• What the task asks: Look through the material below and return every line that contains "data".
***** Records shown *****
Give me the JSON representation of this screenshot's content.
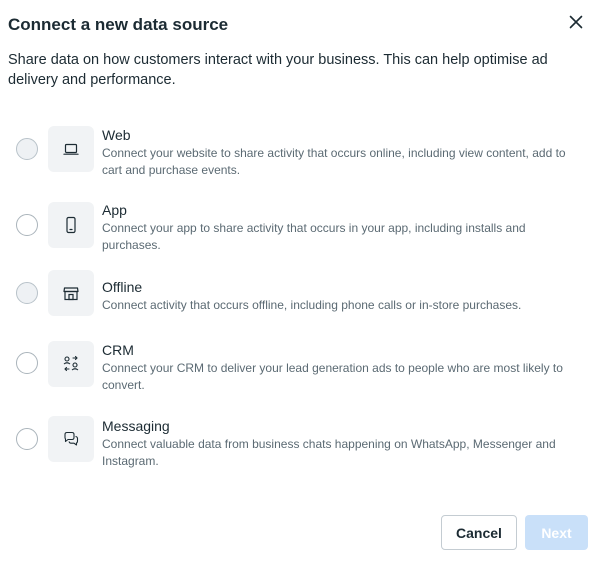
{
  "dialog": {
    "title": "Connect a new data source",
    "close_icon": "close-icon",
    "subtitle": "Share data on how customers interact with your business. This can help optimise ad delivery and performance."
  },
  "options": [
    {
      "title": "Web",
      "description": "Connect your website to share activity that occurs online, including view content, add to cart and purchase events.",
      "icon": "laptop-icon",
      "selected": false
    },
    {
      "title": "App",
      "description": "Connect your app to share activity that occurs in your app, including installs and purchases.",
      "icon": "mobile-phone-icon",
      "selected": false
    },
    {
      "title": "Offline",
      "description": "Connect activity that occurs offline, including phone calls or in-store purchases.",
      "icon": "store-icon",
      "selected": false
    },
    {
      "title": "CRM",
      "description": "Connect your CRM to deliver your lead generation ads to people who are most likely to convert.",
      "icon": "people-sync-icon",
      "selected": false
    },
    {
      "title": "Messaging",
      "description": "Connect valuable data from business chats happening on WhatsApp, Messenger and Instagram.",
      "icon": "chat-bubbles-icon",
      "selected": false
    }
  ],
  "footer": {
    "cancel_label": "Cancel",
    "next_label": "Next",
    "next_enabled": false
  },
  "colors": {
    "text_primary": "#1c2b33",
    "text_secondary": "#5b6a73",
    "icon_background": "#f1f3f5",
    "next_disabled_bg": "#c9e0f9"
  }
}
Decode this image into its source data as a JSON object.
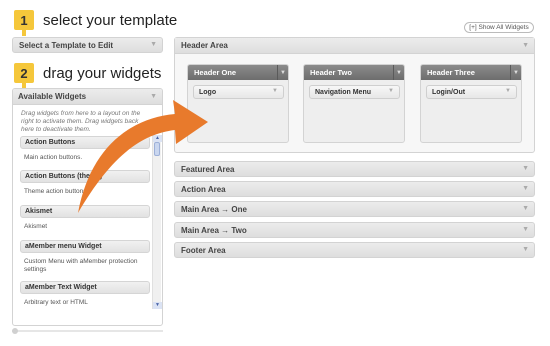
{
  "steps": [
    {
      "number": "1",
      "text": "select your template"
    },
    {
      "number": "2",
      "text": "drag your widgets"
    }
  ],
  "template_select": {
    "label": "Select a Template to Edit",
    "icon": "chevron-down-icon"
  },
  "show_all": {
    "label": "[+] Show All Widgets"
  },
  "available_widgets": {
    "title": "Available Widgets",
    "description": "Drag widgets from here to a layout on the right to activate them. Drag widgets back here to deactivate them.",
    "items": [
      {
        "title": "Action Buttons",
        "desc": "Main action buttons."
      },
      {
        "title": "Action Buttons (theme)",
        "desc": "Theme action buttons."
      },
      {
        "title": "Akismet",
        "desc": "Akismet"
      },
      {
        "title": "aMember menu Widget",
        "desc": "Custom Menu with aMember protection settings"
      },
      {
        "title": "aMember Text Widget",
        "desc": "Arbitrary text or HTML"
      }
    ]
  },
  "header_area": {
    "title": "Header Area",
    "columns": [
      {
        "title": "Header One",
        "widget": "Logo"
      },
      {
        "title": "Header Two",
        "widget": "Navigation Menu"
      },
      {
        "title": "Header Three",
        "widget": "Login/Out"
      }
    ]
  },
  "areas": [
    {
      "label": "Featured Area"
    },
    {
      "label": "Action Area"
    },
    {
      "label": "Main Area → One"
    },
    {
      "label": "Main Area → Two"
    },
    {
      "label": "Footer Area"
    }
  ],
  "colors": {
    "accent_arrow": "#e87a2c",
    "step_badge": "#f5c73b"
  }
}
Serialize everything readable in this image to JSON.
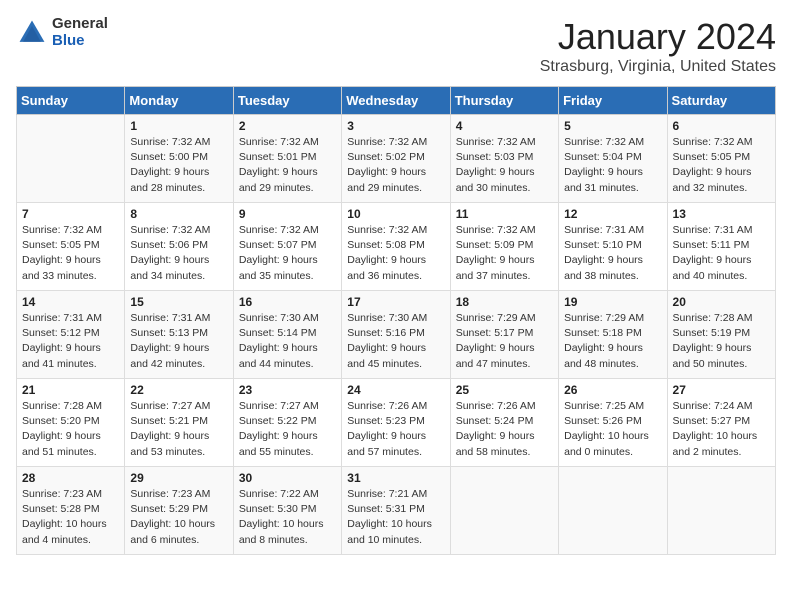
{
  "logo": {
    "general": "General",
    "blue": "Blue"
  },
  "title": "January 2024",
  "location": "Strasburg, Virginia, United States",
  "days_of_week": [
    "Sunday",
    "Monday",
    "Tuesday",
    "Wednesday",
    "Thursday",
    "Friday",
    "Saturday"
  ],
  "weeks": [
    [
      {
        "day": "",
        "info": ""
      },
      {
        "day": "1",
        "info": "Sunrise: 7:32 AM\nSunset: 5:00 PM\nDaylight: 9 hours\nand 28 minutes."
      },
      {
        "day": "2",
        "info": "Sunrise: 7:32 AM\nSunset: 5:01 PM\nDaylight: 9 hours\nand 29 minutes."
      },
      {
        "day": "3",
        "info": "Sunrise: 7:32 AM\nSunset: 5:02 PM\nDaylight: 9 hours\nand 29 minutes."
      },
      {
        "day": "4",
        "info": "Sunrise: 7:32 AM\nSunset: 5:03 PM\nDaylight: 9 hours\nand 30 minutes."
      },
      {
        "day": "5",
        "info": "Sunrise: 7:32 AM\nSunset: 5:04 PM\nDaylight: 9 hours\nand 31 minutes."
      },
      {
        "day": "6",
        "info": "Sunrise: 7:32 AM\nSunset: 5:05 PM\nDaylight: 9 hours\nand 32 minutes."
      }
    ],
    [
      {
        "day": "7",
        "info": "Sunrise: 7:32 AM\nSunset: 5:05 PM\nDaylight: 9 hours\nand 33 minutes."
      },
      {
        "day": "8",
        "info": "Sunrise: 7:32 AM\nSunset: 5:06 PM\nDaylight: 9 hours\nand 34 minutes."
      },
      {
        "day": "9",
        "info": "Sunrise: 7:32 AM\nSunset: 5:07 PM\nDaylight: 9 hours\nand 35 minutes."
      },
      {
        "day": "10",
        "info": "Sunrise: 7:32 AM\nSunset: 5:08 PM\nDaylight: 9 hours\nand 36 minutes."
      },
      {
        "day": "11",
        "info": "Sunrise: 7:32 AM\nSunset: 5:09 PM\nDaylight: 9 hours\nand 37 minutes."
      },
      {
        "day": "12",
        "info": "Sunrise: 7:31 AM\nSunset: 5:10 PM\nDaylight: 9 hours\nand 38 minutes."
      },
      {
        "day": "13",
        "info": "Sunrise: 7:31 AM\nSunset: 5:11 PM\nDaylight: 9 hours\nand 40 minutes."
      }
    ],
    [
      {
        "day": "14",
        "info": "Sunrise: 7:31 AM\nSunset: 5:12 PM\nDaylight: 9 hours\nand 41 minutes."
      },
      {
        "day": "15",
        "info": "Sunrise: 7:31 AM\nSunset: 5:13 PM\nDaylight: 9 hours\nand 42 minutes."
      },
      {
        "day": "16",
        "info": "Sunrise: 7:30 AM\nSunset: 5:14 PM\nDaylight: 9 hours\nand 44 minutes."
      },
      {
        "day": "17",
        "info": "Sunrise: 7:30 AM\nSunset: 5:16 PM\nDaylight: 9 hours\nand 45 minutes."
      },
      {
        "day": "18",
        "info": "Sunrise: 7:29 AM\nSunset: 5:17 PM\nDaylight: 9 hours\nand 47 minutes."
      },
      {
        "day": "19",
        "info": "Sunrise: 7:29 AM\nSunset: 5:18 PM\nDaylight: 9 hours\nand 48 minutes."
      },
      {
        "day": "20",
        "info": "Sunrise: 7:28 AM\nSunset: 5:19 PM\nDaylight: 9 hours\nand 50 minutes."
      }
    ],
    [
      {
        "day": "21",
        "info": "Sunrise: 7:28 AM\nSunset: 5:20 PM\nDaylight: 9 hours\nand 51 minutes."
      },
      {
        "day": "22",
        "info": "Sunrise: 7:27 AM\nSunset: 5:21 PM\nDaylight: 9 hours\nand 53 minutes."
      },
      {
        "day": "23",
        "info": "Sunrise: 7:27 AM\nSunset: 5:22 PM\nDaylight: 9 hours\nand 55 minutes."
      },
      {
        "day": "24",
        "info": "Sunrise: 7:26 AM\nSunset: 5:23 PM\nDaylight: 9 hours\nand 57 minutes."
      },
      {
        "day": "25",
        "info": "Sunrise: 7:26 AM\nSunset: 5:24 PM\nDaylight: 9 hours\nand 58 minutes."
      },
      {
        "day": "26",
        "info": "Sunrise: 7:25 AM\nSunset: 5:26 PM\nDaylight: 10 hours\nand 0 minutes."
      },
      {
        "day": "27",
        "info": "Sunrise: 7:24 AM\nSunset: 5:27 PM\nDaylight: 10 hours\nand 2 minutes."
      }
    ],
    [
      {
        "day": "28",
        "info": "Sunrise: 7:23 AM\nSunset: 5:28 PM\nDaylight: 10 hours\nand 4 minutes."
      },
      {
        "day": "29",
        "info": "Sunrise: 7:23 AM\nSunset: 5:29 PM\nDaylight: 10 hours\nand 6 minutes."
      },
      {
        "day": "30",
        "info": "Sunrise: 7:22 AM\nSunset: 5:30 PM\nDaylight: 10 hours\nand 8 minutes."
      },
      {
        "day": "31",
        "info": "Sunrise: 7:21 AM\nSunset: 5:31 PM\nDaylight: 10 hours\nand 10 minutes."
      },
      {
        "day": "",
        "info": ""
      },
      {
        "day": "",
        "info": ""
      },
      {
        "day": "",
        "info": ""
      }
    ]
  ]
}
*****
• Finished task:
    "title": "Connect a new data source",
    "subtitle": "Share data on how customers interact with your business. This can help optimise ad delivery and performance."
      "description": "Connect valuable data from business chats happening on WhatsApp, Messenger and Instagram.",
Decode this image into its source data as a JSON object.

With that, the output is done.